    There is a hospital in the UK where most orderly activities, such as transporting food, medicines, equipment, laundry, and garbage have been replaced by a fleet of robots.

    The elderly in Japan are increasingly having elements of their care supplemented by robots in their homes monitoring their condition and reminding them of basic tasks.

    The list goes on.

    In each of these areas there will be a few people who could easily make a better wage for what they do. But it will come at the expense of many additional jobs.

    So yes. Service industry jobs can be made to pay better, without a loss of profit. But what do we do when over half of those who used to do those jobs are now unemployed?

  4. Christine Says:

    When I worked as a reference librarian in a very wealthy suburb of Cleveland, I had an older woman come in to say that she’d recently been widowed and that since her husband had taken care of the financials, she was unsure what she was supposed to pay her new cleaning lady. So I showed her in the Occupational Outlook Handbook what the salary of a typical cleaning person was, and she blanched. “Oh my God. That’s it? How can anyone live on that?” “I’m sure she’d appreciate it if you paid her a little more,” I said.

  5. joana johnson Says:

    Not all cleaning ladies are desperately poor or unhappy. I know at least one who is not. The lady who cleans my home and cares for my children when I work earns $11.00 an hour. If she charged me any more, I would not afford her services and we would both be out of a job. If she doesn’t work for me, I cannot go to work myself.
    So, this lady works hard at three different (maybe more, actually) places. She works while her son is at school and takes home more than her husband. She saves money and now has bought a home in the suburbs and drives a Lexus she bought from a financially distressed yuppie couple. She’s originally from rural Mexico, the oldest of 11 children. Her father did not want his daughters to learn to read because it was a waste of time and would expose them to too much of the world. She married very young and came to US with her husband years ago. She is a US citizen now and her ten year old wants to become a pediatrician when he grows up. This woman’s life, so much better than the life her mother had, is full and she’s happy. I love her because she treats my children well and also because I am able to have a professional life because of her help. Our relationship seems win/win. She’s happy. I’m happy. I wish more women had the opportunities she has had– to make a life in a place where she and her children can rise socially and economically. And I also feel very lucky because I can put my good education to use doing work I love because of her help.

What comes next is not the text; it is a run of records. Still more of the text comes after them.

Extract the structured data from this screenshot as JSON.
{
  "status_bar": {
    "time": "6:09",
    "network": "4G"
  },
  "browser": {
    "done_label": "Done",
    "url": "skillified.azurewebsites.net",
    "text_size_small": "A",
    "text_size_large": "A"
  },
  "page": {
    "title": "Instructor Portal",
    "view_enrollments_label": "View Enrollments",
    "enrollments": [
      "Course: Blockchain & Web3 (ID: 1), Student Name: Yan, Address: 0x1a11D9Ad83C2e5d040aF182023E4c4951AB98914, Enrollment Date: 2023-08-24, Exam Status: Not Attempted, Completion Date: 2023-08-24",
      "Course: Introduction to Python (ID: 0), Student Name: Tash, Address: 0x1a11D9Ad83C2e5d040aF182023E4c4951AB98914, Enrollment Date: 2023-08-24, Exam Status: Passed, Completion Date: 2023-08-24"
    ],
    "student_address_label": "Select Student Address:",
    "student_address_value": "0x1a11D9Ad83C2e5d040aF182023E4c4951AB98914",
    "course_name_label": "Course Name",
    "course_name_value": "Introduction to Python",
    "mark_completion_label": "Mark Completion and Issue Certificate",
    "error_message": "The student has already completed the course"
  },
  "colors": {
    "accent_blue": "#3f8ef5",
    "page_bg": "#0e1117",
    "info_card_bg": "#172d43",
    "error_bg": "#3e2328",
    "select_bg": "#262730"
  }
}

  6. Wish not to be identified Says:

    I think Canadian Employers can learn from their American Counterparts. Yes, automation will displace people, however, there will always be entrepreneurs out there creating the next future companies.

    My experience has been with the lack of respect and appreciation in Canadian Companies for Individuals. Its not the type of job you do, its how your employer treats you at the end of the day period. I have worked at 15 companies and can say without a hint of prejudice that all companies function the same way. There is no high fives in the office, constantly checking you have worked your 40 hours and not a minute less, constantly on your back for doing more etc…No thank you, or great job! That is why we have such a high turnover at companies because we are treated like commodities, the next guy/gal that comes in we can pay less and do more. It is this mentality that will kill the employment picture. We need companies like zappos to start in Canada in a hurry.

    The other problem with jobs in Canada is the lack of creativity involved in doing your job. Its more of a production line mentality even inside the office. There is no sense of cohesiveness, team participation and commitment on the part of the employer to train, participate or move up, its a doggy dog world. We are all creatives yet we are not utilizing not 1% of it in the workplace.

    Funny thing is that in my current position I am doing my best in getting fired but its been two months and my employer still hasn’t fired me. I hate this place and job with a passion, yet I’m still there because if I quit I will not qualify for unemployment. What a system!